N2 - BACKGROUND: Millions of non-locking screws are manually tightened during surgery each year, but their insertion frequently results in overtightening and damage to the surrounding bone. We postulated that by calculating the torque limit of a screw hole, using bone and screw properties, the risk of overtightening during screw insertion could be reduced. Additionally, predicted maximum torque could be used to identify optimum screw torque, as a percentage of the maximum, based on applied compression and residual pullout strength.METHODS: Longitudinal cross-sections were taken from juvenile bovine tibial diaphyses, a validated surrogate of human bone, and 3.5 mm cortical non-locking screws were inserted. Fifty-four samples were used to define the association between stripping torque and cortical thickness. The relationship derived enabled prediction of insertion torques representing 40 to 100% of the theoretical stripping torque (Tstr) for a further 170 samples. Screw-bone compression generated during insertion was measured, followed immediately by axial pullout testing.FINDINGS: Screw-bone compression increased linearly with applied torque up to 80% of Tstr (R2 = 0.752, p < 0.001), but beyond this, no significant further compression was generated. After screw insertion, with all screw threads engaged, more tightening did not create any significant (R2 = 0.000, p = 0.498) increase in pullout strength.INTERPRETATION: Increasing screw tightness beyond 80% of the maximum did not increase screw-bone compression. Variations in torques below Tstr, did not affect pullout forces of inserted screws. Further validation of these findings in human bone and creation of clinical guidelines based on this research approach should improve surgical outcomes and reduce operative costs.

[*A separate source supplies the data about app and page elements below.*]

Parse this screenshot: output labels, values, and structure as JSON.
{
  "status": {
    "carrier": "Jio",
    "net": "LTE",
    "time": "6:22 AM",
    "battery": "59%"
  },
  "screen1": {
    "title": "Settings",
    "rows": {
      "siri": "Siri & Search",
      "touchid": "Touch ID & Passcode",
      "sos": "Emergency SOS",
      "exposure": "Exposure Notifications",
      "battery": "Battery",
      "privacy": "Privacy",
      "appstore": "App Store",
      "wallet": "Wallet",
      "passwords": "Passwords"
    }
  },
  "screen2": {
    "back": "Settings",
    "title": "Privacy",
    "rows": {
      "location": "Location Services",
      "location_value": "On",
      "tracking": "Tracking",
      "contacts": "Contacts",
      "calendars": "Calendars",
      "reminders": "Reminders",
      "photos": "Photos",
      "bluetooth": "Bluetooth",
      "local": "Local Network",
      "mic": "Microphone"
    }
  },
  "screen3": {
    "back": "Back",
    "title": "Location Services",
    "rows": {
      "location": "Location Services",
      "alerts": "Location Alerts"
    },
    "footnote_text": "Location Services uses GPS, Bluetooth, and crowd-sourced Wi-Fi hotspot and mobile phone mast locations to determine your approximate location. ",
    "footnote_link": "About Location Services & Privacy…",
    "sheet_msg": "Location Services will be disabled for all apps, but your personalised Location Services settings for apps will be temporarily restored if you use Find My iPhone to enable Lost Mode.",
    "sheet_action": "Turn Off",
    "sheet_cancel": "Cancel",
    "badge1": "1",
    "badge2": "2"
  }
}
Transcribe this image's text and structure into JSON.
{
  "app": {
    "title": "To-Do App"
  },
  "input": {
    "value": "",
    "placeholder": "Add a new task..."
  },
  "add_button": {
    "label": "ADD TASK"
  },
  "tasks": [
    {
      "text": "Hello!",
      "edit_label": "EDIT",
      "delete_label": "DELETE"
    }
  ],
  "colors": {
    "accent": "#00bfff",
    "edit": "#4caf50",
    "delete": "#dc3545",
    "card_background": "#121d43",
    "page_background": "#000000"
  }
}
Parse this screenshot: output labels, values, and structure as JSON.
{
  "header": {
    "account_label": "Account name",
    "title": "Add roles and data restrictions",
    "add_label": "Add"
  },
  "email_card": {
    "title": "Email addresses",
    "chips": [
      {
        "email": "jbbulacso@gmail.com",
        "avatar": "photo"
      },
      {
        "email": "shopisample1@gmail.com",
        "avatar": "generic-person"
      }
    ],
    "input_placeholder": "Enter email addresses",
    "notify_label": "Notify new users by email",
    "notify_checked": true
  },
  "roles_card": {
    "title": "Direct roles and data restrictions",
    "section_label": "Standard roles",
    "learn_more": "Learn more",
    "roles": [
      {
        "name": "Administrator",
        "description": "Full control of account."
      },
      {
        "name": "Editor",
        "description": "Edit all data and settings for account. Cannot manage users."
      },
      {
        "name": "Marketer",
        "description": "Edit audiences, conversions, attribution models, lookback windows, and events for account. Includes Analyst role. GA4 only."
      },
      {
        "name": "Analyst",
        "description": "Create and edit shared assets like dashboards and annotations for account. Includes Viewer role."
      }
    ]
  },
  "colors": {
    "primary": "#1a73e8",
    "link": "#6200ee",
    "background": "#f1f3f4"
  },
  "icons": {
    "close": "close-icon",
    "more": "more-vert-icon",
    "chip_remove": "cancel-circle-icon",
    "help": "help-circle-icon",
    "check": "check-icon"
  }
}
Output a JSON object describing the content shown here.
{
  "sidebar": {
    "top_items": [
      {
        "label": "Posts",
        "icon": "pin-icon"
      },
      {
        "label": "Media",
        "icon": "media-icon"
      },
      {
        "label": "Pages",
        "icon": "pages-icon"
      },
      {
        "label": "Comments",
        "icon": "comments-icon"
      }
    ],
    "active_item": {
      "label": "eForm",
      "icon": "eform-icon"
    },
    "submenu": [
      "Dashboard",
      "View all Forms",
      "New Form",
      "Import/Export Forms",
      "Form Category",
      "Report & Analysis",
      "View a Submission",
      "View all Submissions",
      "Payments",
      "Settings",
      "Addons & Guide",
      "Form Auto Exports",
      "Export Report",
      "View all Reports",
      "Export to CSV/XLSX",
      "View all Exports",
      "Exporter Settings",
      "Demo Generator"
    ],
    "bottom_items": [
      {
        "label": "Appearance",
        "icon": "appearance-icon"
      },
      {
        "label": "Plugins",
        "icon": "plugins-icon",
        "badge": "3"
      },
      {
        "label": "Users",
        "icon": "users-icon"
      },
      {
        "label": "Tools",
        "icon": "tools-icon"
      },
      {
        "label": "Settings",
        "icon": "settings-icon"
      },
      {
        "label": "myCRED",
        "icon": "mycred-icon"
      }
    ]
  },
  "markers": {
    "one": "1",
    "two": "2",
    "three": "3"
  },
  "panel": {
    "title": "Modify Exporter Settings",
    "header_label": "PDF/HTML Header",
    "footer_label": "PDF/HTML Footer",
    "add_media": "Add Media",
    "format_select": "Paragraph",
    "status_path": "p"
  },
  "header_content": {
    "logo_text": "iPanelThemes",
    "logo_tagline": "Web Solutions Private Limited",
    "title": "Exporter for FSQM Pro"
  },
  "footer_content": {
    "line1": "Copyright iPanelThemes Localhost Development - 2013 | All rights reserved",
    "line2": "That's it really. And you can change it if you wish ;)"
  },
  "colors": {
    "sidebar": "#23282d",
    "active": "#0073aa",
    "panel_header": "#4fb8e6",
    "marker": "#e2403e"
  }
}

AB - BACKGROUND: Millions of non-locking screws are manually tightened during surgery each year, but their insertion frequently results in overtightening and damage to the surrounding bone. We postulated that by calculating the torque limit of a screw hole, using bone and screw properties, the risk of overtightening during screw insertion could be reduced. Additionally, predicted maximum torque could be used to identify optimum screw torque, as a percentage of the maximum, based on applied compression and residual pullout strength.METHODS: Longitudinal cross-sections were taken from juvenile bovine tibial diaphyses, a validated surrogate of human bone, and 3.5 mm cortical non-locking screws were inserted. Fifty-four samples were used to define the association between stripping torque and cortical thickness. The relationship derived enabled prediction of insertion torques representing 40 to 100% of the theoretical stripping torque (Tstr) for a further 170 samples. Screw-bone compression generated during insertion was measured, followed immediately by axial pullout testing.FINDINGS: Screw-bone compression increased linearly with applied torque up to 80% of Tstr (R2 = 0.752, p < 0.001), but beyond this, no significant further compression was generated. After screw insertion, with all screw threads engaged, more tightening did not create any significant (R2 = 0.000, p = 0.498) increase in pullout strength.INTERPRETATION: Increasing screw tightness beyond 80% of the maximum did not increase screw-bone compression. Variations in torques below Tstr, did not affect pullout forces of inserted screws. Further validation of these findings in human bone and creation of clinical guidelines based on this research approach should improve surgical outcomes and reduce operative costs.

KW - Compression

KW - Fixation failure

KW - Insertion torque

KW - Pullout force

KW - Tightness

UR - http://www.scopus.com/inward/record.url?scp=85070108125&partnerID=8YFLogxK

U2 - 10.1016/j.clinbiomech.2019.07.009

DO - 10.1016/j.clinbiomech.2019.07.009

M3 - Article

VL - 70

SP - 40

EP - 45

JO - Clinical Biomechanics

JF - Clinical Biomechanics

SN - 0268-0033

ER -